    By Kenneth Brower

  20. Mike says:

    Some European wrote “Obviously, it’s just weather but I’ll do my best to capitalize on every available event, just like the denialists. After all, we’re in a street fight.”

    Be careful. There is a line between capitalizing on an ambiguous event and misrepresenting what is known. Saying “this is the sort f extreme weather event that scientists tell GW will bring more of” is OK. Saying, “this is what GW will look like is border line.” Saying “this is caused by GW is over the line.”

    I was talking to a neighbor’s father. He was complaining about the weirdly warm summer in Chicago and the flooding. I just said “well we are changing the climate.” Then he said how glad he was to be moving to a retirement home in Florida. I just wished him all the best.

  21. _Flin_ says:

    Just wanted to point out the annual report of the IEA ( ) where it seems as if the IEA assumes peak oil to have happened already.

  22. Leland Palmer says:

    Hi Edward (post number 17)

    Wow. That’s a scary paper, in your link:

    Despite all
    these uncertainties, the large-scale pattern shown in
    Figure 11 appears to be a robust response to increased
    GHGs. This is very alarming because if the drying is
    anything resembling Figure 11, a very large population
    will be severely affected in the coming decades
    over the whole United States, southern Europe, Southeast
    Asia, Brazil, Chile, Australia, and most of Africa.

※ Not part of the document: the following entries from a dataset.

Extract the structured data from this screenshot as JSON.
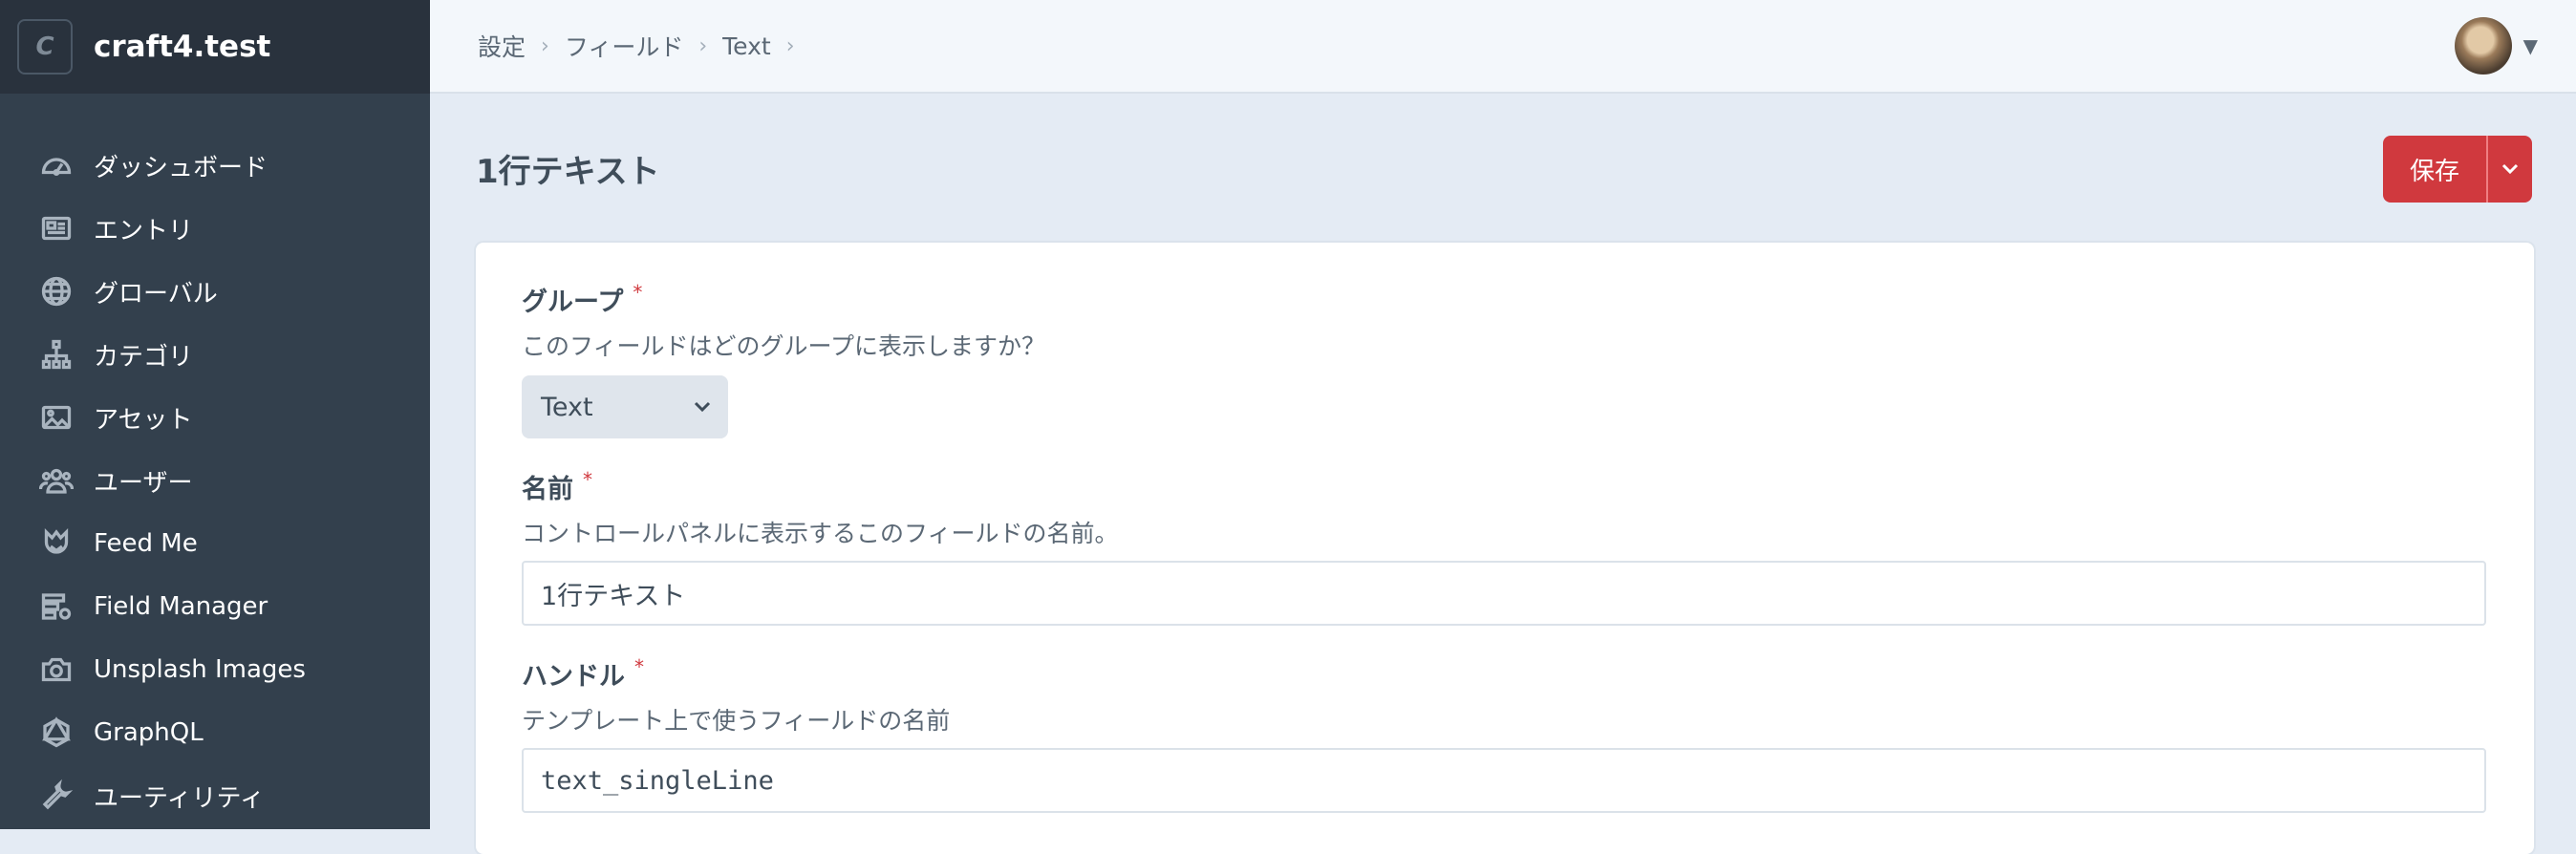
{
  "sidebar": {
    "site_icon": "C",
    "site_name": "craft4.test",
    "items": [
      {
        "label": "ダッシュボード",
        "icon": "gauge-icon"
      },
      {
        "label": "エントリ",
        "icon": "newspaper-icon"
      },
      {
        "label": "グローバル",
        "icon": "globe-icon"
      },
      {
        "label": "カテゴリ",
        "icon": "sitemap-icon"
      },
      {
        "label": "アセット",
        "icon": "image-icon"
      },
      {
        "label": "ユーザー",
        "icon": "users-icon"
      },
      {
        "label": "Feed Me",
        "icon": "feedme-icon"
      },
      {
        "label": "Field Manager",
        "icon": "field-manager-icon"
      },
      {
        "label": "Unsplash Images",
        "icon": "camera-icon"
      },
      {
        "label": "GraphQL",
        "icon": "graphql-icon"
      },
      {
        "label": "ユーティリティ",
        "icon": "wrench-icon"
      }
    ]
  },
  "breadcrumbs": [
    "設定",
    "フィールド",
    "Text"
  ],
  "page": {
    "title": "1行テキスト",
    "save_label": "保存"
  },
  "form": {
    "group": {
      "label": "グループ",
      "instructions": "このフィールドはどのグループに表示しますか？",
      "value": "Text"
    },
    "name": {
      "label": "名前",
      "instructions": "コントロールパネルに表示するこのフィールドの名前。",
      "value": "1行テキスト"
    },
    "handle": {
      "label": "ハンドル",
      "instructions": "テンプレート上で使うフィールドの名前",
      "value": "text_singleLine"
    },
    "required_marker": "*"
  },
  "colors": {
    "sidebar": "#33404d",
    "sidebar_header": "#29323d",
    "accent": "#d0393e",
    "page_bg": "#e4ebf4"
  }
}
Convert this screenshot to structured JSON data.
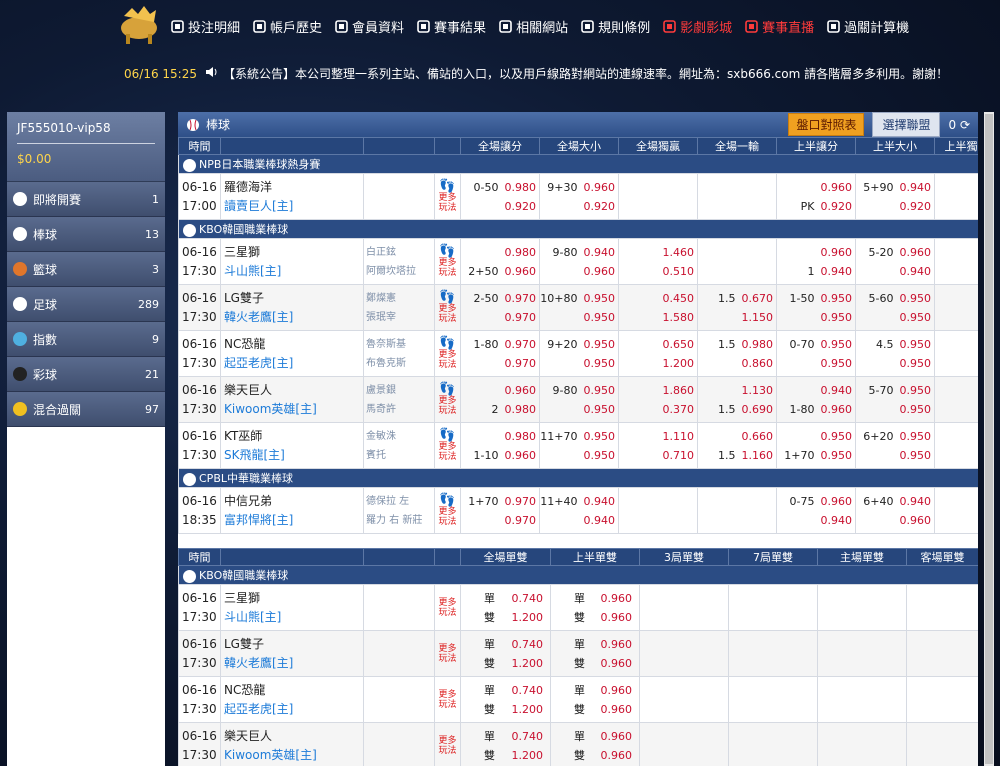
{
  "nav": [
    {
      "label": "投注明細",
      "icon": "list-icon",
      "color": "#ffffff"
    },
    {
      "label": "帳戶歷史",
      "icon": "book-icon",
      "color": "#ffffff"
    },
    {
      "label": "會員資料",
      "icon": "user-icon",
      "color": "#ffffff"
    },
    {
      "label": "賽事結果",
      "icon": "trophy-icon",
      "color": "#ffffff"
    },
    {
      "label": "相關網站",
      "icon": "globe-icon",
      "color": "#ffffff"
    },
    {
      "label": "規則條例",
      "icon": "pencil-icon",
      "color": "#ffffff"
    },
    {
      "label": "影劇影城",
      "icon": "film-icon",
      "color": "#ff3b3b"
    },
    {
      "label": "賽事直播",
      "icon": "tv-icon",
      "color": "#ff3b3b"
    },
    {
      "label": "過關計算機",
      "icon": "calculator-icon",
      "color": "#ffffff"
    }
  ],
  "announcement": {
    "time": "06/16 15:25",
    "text": "【系統公告】本公司整理一系列主站、備站的入口，以及用戶線路對網站的連線速率。網址為：sxb666.com 請各階層多多利用。謝謝！"
  },
  "account": {
    "user": "JF555010-vip58",
    "balance": "$0.00"
  },
  "menu": [
    {
      "label": "即將開賽",
      "count": "1",
      "color": "#ffffff"
    },
    {
      "label": "棒球",
      "count": "13",
      "color": "#ffffff"
    },
    {
      "label": "籃球",
      "count": "3",
      "color": "#e0762b"
    },
    {
      "label": "足球",
      "count": "289",
      "color": "#ffffff"
    },
    {
      "label": "指數",
      "count": "9",
      "color": "#4fb0e0"
    },
    {
      "label": "彩球",
      "count": "21",
      "color": "#222222"
    },
    {
      "label": "混合過關",
      "count": "97",
      "color": "#f0c020"
    }
  ],
  "header": {
    "title": "棒球",
    "odds_btn": "盤口對照表",
    "league_btn": "選擇聯盟",
    "refresh": "0"
  },
  "cols1": [
    "時間",
    "",
    "",
    "全場讓分",
    "全場大小",
    "全場獨贏",
    "全場一輸",
    "上半讓分",
    "上半大小",
    "上半獨贏"
  ],
  "more": "更多玩法",
  "leagues": [
    {
      "name": "NPB日本職業棒球熱身賽",
      "matches": [
        {
          "date": "06-16",
          "time": "17:00",
          "home": "羅德海洋",
          "away": "讀賣巨人[主]",
          "p1": "",
          "p2": "",
          "hc": [
            [
              "0-50",
              "0.980"
            ],
            [
              "",
              "0.920"
            ]
          ],
          "ou": [
            [
              "9+30",
              "0.960"
            ],
            [
              "",
              "0.920"
            ]
          ],
          "ml": [
            [
              "",
              ""
            ],
            [
              "",
              ""
            ]
          ],
          "one": [
            [
              "",
              ""
            ],
            [
              "",
              ""
            ]
          ],
          "h1": [
            [
              "",
              "0.960"
            ],
            [
              "PK",
              "0.920"
            ]
          ],
          "ou1": [
            [
              "5+90",
              "0.940"
            ],
            [
              "",
              "0.920"
            ]
          ]
        }
      ]
    },
    {
      "name": "KBO韓國職業棒球",
      "matches": [
        {
          "date": "06-16",
          "time": "17:30",
          "home": "三星獅",
          "away": "斗山熊[主]",
          "p1": "白正鉉",
          "p2": "阿爾坎塔拉",
          "hc": [
            [
              "",
              "0.980"
            ],
            [
              "2+50",
              "0.960"
            ]
          ],
          "ou": [
            [
              "9-80",
              "0.940"
            ],
            [
              "",
              "0.960"
            ]
          ],
          "ml": [
            [
              "",
              "1.460"
            ],
            [
              "",
              "0.510"
            ]
          ],
          "one": [
            [
              "",
              ""
            ],
            [
              "",
              ""
            ]
          ],
          "h1": [
            [
              "",
              "0.960"
            ],
            [
              "1",
              "0.940"
            ]
          ],
          "ou1": [
            [
              "5-20",
              "0.960"
            ],
            [
              "",
              "0.940"
            ]
          ]
        },
        {
          "date": "06-16",
          "time": "17:30",
          "home": "LG雙子",
          "away": "韓火老鷹[主]",
          "p1": "鄭燦憲",
          "p2": "張珉宰",
          "hc": [
            [
              "2-50",
              "0.970"
            ],
            [
              "",
              "0.970"
            ]
          ],
          "ou": [
            [
              "10+80",
              "0.950"
            ],
            [
              "",
              "0.950"
            ]
          ],
          "ml": [
            [
              "",
              "0.450"
            ],
            [
              "",
              "1.580"
            ]
          ],
          "one": [
            [
              "1.5",
              "0.670"
            ],
            [
              "",
              "1.150"
            ]
          ],
          "h1": [
            [
              "1-50",
              "0.950"
            ],
            [
              "",
              "0.950"
            ]
          ],
          "ou1": [
            [
              "5-60",
              "0.950"
            ],
            [
              "",
              "0.950"
            ]
          ]
        },
        {
          "date": "06-16",
          "time": "17:30",
          "home": "NC恐龍",
          "away": "起亞老虎[主]",
          "p1": "魯奈斯基",
          "p2": "布魯克斯",
          "hc": [
            [
              "1-80",
              "0.970"
            ],
            [
              "",
              "0.970"
            ]
          ],
          "ou": [
            [
              "9+20",
              "0.950"
            ],
            [
              "",
              "0.950"
            ]
          ],
          "ml": [
            [
              "",
              "0.650"
            ],
            [
              "",
              "1.200"
            ]
          ],
          "one": [
            [
              "1.5",
              "0.980"
            ],
            [
              "",
              "0.860"
            ]
          ],
          "h1": [
            [
              "0-70",
              "0.950"
            ],
            [
              "",
              "0.950"
            ]
          ],
          "ou1": [
            [
              "4.5",
              "0.950"
            ],
            [
              "",
              "0.950"
            ]
          ]
        },
        {
          "date": "06-16",
          "time": "17:30",
          "home": "樂天巨人",
          "away": "Kiwoom英雄[主]",
          "p1": "盧景銀",
          "p2": "馬奇許",
          "hc": [
            [
              "",
              "0.960"
            ],
            [
              "2",
              "0.980"
            ]
          ],
          "ou": [
            [
              "9-80",
              "0.950"
            ],
            [
              "",
              "0.950"
            ]
          ],
          "ml": [
            [
              "",
              "1.860"
            ],
            [
              "",
              "0.370"
            ]
          ],
          "one": [
            [
              "",
              "1.130"
            ],
            [
              "1.5",
              "0.690"
            ]
          ],
          "h1": [
            [
              "",
              "0.940"
            ],
            [
              "1-80",
              "0.960"
            ]
          ],
          "ou1": [
            [
              "5-70",
              "0.950"
            ],
            [
              "",
              "0.950"
            ]
          ]
        },
        {
          "date": "06-16",
          "time": "17:30",
          "home": "KT巫師",
          "away": "SK飛龍[主]",
          "p1": "金敏洙",
          "p2": "賓托",
          "hc": [
            [
              "",
              "0.980"
            ],
            [
              "1-10",
              "0.960"
            ]
          ],
          "ou": [
            [
              "11+70",
              "0.950"
            ],
            [
              "",
              "0.950"
            ]
          ],
          "ml": [
            [
              "",
              "1.110"
            ],
            [
              "",
              "0.710"
            ]
          ],
          "one": [
            [
              "",
              "0.660"
            ],
            [
              "1.5",
              "1.160"
            ]
          ],
          "h1": [
            [
              "",
              "0.950"
            ],
            [
              "1+70",
              "0.950"
            ]
          ],
          "ou1": [
            [
              "6+20",
              "0.950"
            ],
            [
              "",
              "0.950"
            ]
          ]
        }
      ]
    },
    {
      "name": "CPBL中華職業棒球",
      "matches": [
        {
          "date": "06-16",
          "time": "18:35",
          "home": "中信兄弟",
          "away": "富邦悍將[主]",
          "p1": "德保拉 左",
          "p2": "羅力 右 新莊",
          "hc": [
            [
              "1+70",
              "0.970"
            ],
            [
              "",
              "0.970"
            ]
          ],
          "ou": [
            [
              "11+40",
              "0.940"
            ],
            [
              "",
              "0.940"
            ]
          ],
          "ml": [
            [
              "",
              ""
            ],
            [
              "",
              ""
            ]
          ],
          "one": [
            [
              "",
              ""
            ],
            [
              "",
              ""
            ]
          ],
          "h1": [
            [
              "0-75",
              "0.960"
            ],
            [
              "",
              "0.940"
            ]
          ],
          "ou1": [
            [
              "6+40",
              "0.940"
            ],
            [
              "",
              "0.960"
            ]
          ]
        }
      ]
    }
  ],
  "cols2": [
    "時間",
    "",
    "",
    "全場單雙",
    "上半單雙",
    "3局單雙",
    "7局單雙",
    "主場單雙",
    "客場單雙"
  ],
  "oe_league": "KBO韓國職業棒球",
  "oe_keys": [
    "單",
    "雙"
  ],
  "oe_matches": [
    {
      "date": "06-16",
      "time": "17:30",
      "home": "三星獅",
      "away": "斗山熊[主]",
      "full": [
        "0.740",
        "1.200"
      ],
      "half": [
        "0.960",
        "0.960"
      ]
    },
    {
      "date": "06-16",
      "time": "17:30",
      "home": "LG雙子",
      "away": "韓火老鷹[主]",
      "full": [
        "0.740",
        "1.200"
      ],
      "half": [
        "0.960",
        "0.960"
      ]
    },
    {
      "date": "06-16",
      "time": "17:30",
      "home": "NC恐龍",
      "away": "起亞老虎[主]",
      "full": [
        "0.740",
        "1.200"
      ],
      "half": [
        "0.960",
        "0.960"
      ]
    },
    {
      "date": "06-16",
      "time": "17:30",
      "home": "樂天巨人",
      "away": "Kiwoom英雄[主]",
      "full": [
        "0.740",
        "1.200"
      ],
      "half": [
        "0.960",
        "0.960"
      ]
    }
  ]
}
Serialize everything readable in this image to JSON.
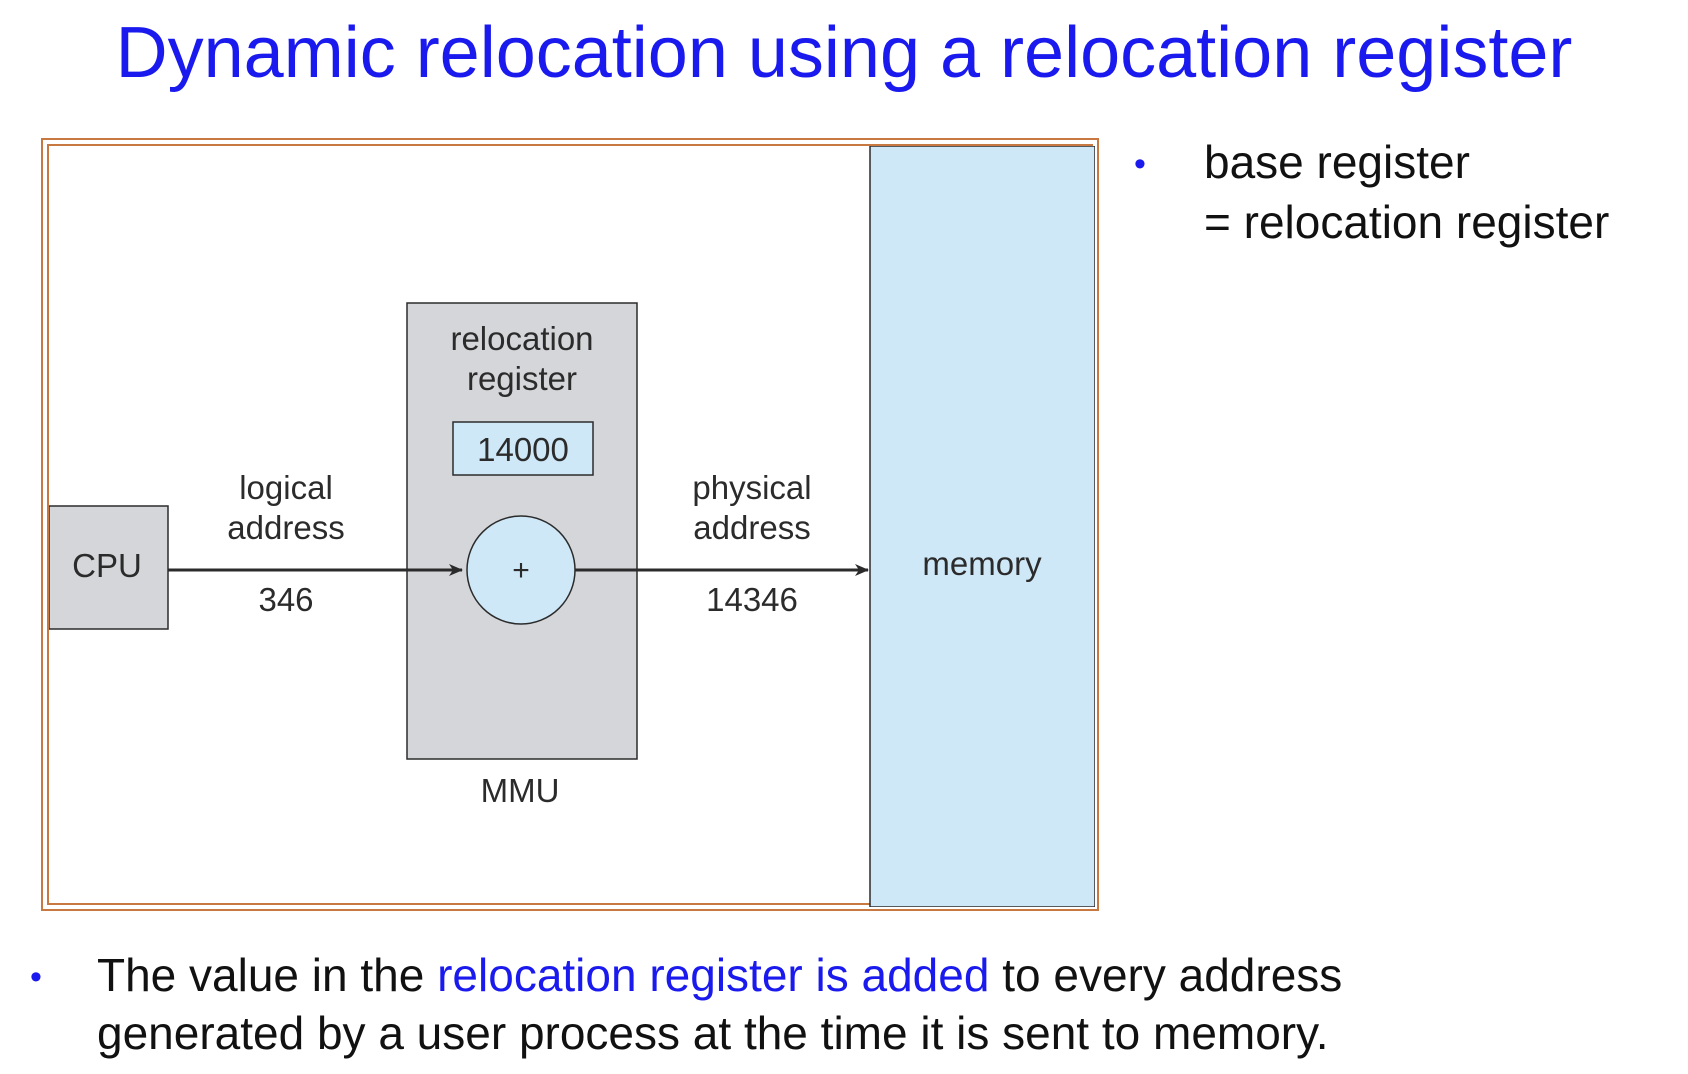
{
  "title": "Dynamic relocation using a relocation register",
  "diagram": {
    "cpu_label": "CPU",
    "logical_address_label_line1": "logical",
    "logical_address_label_line2": "address",
    "logical_address_value": "346",
    "relocation_register_label_line1": "relocation",
    "relocation_register_label_line2": "register",
    "relocation_register_value": "14000",
    "adder_symbol": "+",
    "mmu_label": "MMU",
    "physical_address_label_line1": "physical",
    "physical_address_label_line2": "address",
    "physical_address_value": "14346",
    "memory_label": "memory",
    "colors": {
      "frame": "#c87941",
      "register_fill": "#d4d6d9",
      "value_fill": "#cfe8f7",
      "memory_fill": "#cfe8f7"
    }
  },
  "side_note": {
    "bullet": "•",
    "line1": "base register",
    "line2": "= relocation register"
  },
  "bottom_note": {
    "bullet": "•",
    "text_before": "The value in the ",
    "text_highlight": "relocation register is added",
    "text_after": " to every address",
    "line2": "generated by a user process at the time it is sent to memory."
  },
  "colors": {
    "title": "#1a1aee",
    "highlight": "#1a1aee",
    "bullet": "#1a1aee"
  }
}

    As alarming as Figure 11 shows, there may still
    be other processes that could cause additional drying
    over land under global warming that are not included
    in the PDSI calculation. For example, both thermodynamic
    arguments124 and climate model simulations125
    suggest that precipitation may become more intense
    but less frequent (i.e., longer dry spells) under GHGinduced
    global warming. This may increase flash
    floods and runoff, but diminish soil moisture and
    increase the risk of agricultural drought.
    Given the dire predictions for drought, adaptation
    measures for future climate changes should
    consider the possibility of increased aridity and
    widespread drought in coming decades. Lessons
    learned from dealing with past severe droughts, such
    as the Sahel drought during the 1970s and 1980s,137
    may be helpful in designing adaptation strategies for
    future droughts.

    And, of course, these predictions do not include dissociation of methane hydrates at all.

    What fools we are.